What TFWA Care did for... Rett Syndrome Research Trust

Rett Syndrome Research Trust is a foundation dedicated to research into the treatment of the physically devastating autistic disorder Rett Syndrome. It has established a highly-respected advisory board of scientists, established dialogue with pharmaceutical companies and launched a high-profile series of international workshops on the condition.

TFWA Care began supporting the Rett Syndrome Research Trust some years ago following a recommendation from a representative of one of its members. TFWA Care’s funding is supporting cutting-edge research into a new process to reverse the debilitating effects of Rett Syndrome.


Rett Syndrome is the most physically disabling of the autism spectrum disorders and the only one with a known genetic cause – a mutation in the MeCP2 gene. Primarily affecting girls, it usually strikes by 18 months of age, often just after a child has learned to walk and talk. As the cascade of symptoms descends, she loses acquired skills, normal movement and speech, beginning a regression that may leave her wheelchair bound, unable to communicate or use her hands. There are an estimated 350,000 girls and women with Rett Syndrome around the world.

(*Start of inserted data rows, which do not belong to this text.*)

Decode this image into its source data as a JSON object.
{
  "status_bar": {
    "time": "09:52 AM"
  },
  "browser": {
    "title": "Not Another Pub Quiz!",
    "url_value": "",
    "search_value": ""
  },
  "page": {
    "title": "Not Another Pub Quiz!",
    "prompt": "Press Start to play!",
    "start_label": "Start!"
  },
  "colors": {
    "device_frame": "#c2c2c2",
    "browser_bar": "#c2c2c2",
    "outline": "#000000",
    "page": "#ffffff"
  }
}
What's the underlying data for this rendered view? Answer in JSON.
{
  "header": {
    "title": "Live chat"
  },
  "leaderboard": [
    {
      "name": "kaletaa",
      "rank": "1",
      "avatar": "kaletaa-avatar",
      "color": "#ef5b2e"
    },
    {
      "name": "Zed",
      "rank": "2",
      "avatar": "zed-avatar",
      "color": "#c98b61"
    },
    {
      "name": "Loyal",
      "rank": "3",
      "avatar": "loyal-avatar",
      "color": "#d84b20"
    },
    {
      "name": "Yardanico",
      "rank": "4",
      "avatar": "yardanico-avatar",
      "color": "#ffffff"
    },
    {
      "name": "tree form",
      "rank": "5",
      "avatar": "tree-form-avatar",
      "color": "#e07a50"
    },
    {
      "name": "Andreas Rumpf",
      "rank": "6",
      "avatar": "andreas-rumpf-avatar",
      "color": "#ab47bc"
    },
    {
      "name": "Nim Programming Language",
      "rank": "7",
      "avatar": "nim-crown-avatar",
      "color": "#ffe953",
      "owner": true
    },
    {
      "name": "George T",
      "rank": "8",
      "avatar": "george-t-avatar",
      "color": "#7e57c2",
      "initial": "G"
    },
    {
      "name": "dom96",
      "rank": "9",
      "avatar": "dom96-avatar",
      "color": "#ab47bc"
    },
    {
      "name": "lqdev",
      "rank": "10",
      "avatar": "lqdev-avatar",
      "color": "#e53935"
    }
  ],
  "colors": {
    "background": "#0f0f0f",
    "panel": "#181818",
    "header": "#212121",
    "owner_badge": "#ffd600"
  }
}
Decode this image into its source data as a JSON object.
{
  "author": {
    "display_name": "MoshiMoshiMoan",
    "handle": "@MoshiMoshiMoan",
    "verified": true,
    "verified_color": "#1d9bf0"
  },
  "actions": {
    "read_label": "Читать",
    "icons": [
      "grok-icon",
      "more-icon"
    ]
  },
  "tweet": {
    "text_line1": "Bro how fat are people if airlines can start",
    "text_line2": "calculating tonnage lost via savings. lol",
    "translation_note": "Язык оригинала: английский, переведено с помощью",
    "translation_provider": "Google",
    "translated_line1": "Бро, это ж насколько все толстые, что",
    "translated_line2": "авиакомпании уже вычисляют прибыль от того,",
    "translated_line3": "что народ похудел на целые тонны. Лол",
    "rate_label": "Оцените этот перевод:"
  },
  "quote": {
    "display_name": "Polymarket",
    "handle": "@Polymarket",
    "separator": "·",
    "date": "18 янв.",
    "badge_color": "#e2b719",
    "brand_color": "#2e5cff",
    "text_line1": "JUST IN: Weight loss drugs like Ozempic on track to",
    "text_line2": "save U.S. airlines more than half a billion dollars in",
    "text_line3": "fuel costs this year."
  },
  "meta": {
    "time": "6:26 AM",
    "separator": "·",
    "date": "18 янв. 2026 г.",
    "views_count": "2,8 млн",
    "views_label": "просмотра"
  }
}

Project in 2015

Thanks in part to support from TFWA Care, RSRT has continued a very promising research project at the University of North Carolina Chapel Hill called "Activating the silent MECP2 gene on the inactive X chromosome”. The project is a comprehensive drug screen to identify compounds than can unsilence the dormant MeCP2 gene copy with the expectation that this will restore proper function of the protein and lead to a breakthrough treatment for Rett Syndrome.  Because this approach is attacking Rett Syndrome at its very genetic root, scientists are excited that this could lead to more than merely treatments of Rett symptoms – it could lead to the first cure of a neurological disorder. 


The principal investigator on the project was Dr Ben Philpot, a molecular biologist who was devoting more than one-third of his time to this project. Dr Terry Magnusson, a world-renowned leader in X-inactivation, also worked on this project.


With support from TFWA Care and other donors, this team has so far screened over 17,000 compounds for the project, resulting in several promising "hits” that require further testing. The goal of the project was to screen a total of 24,000 compounds on mouse brain cells plus significantly more on other tissues. This was expected to take one more year.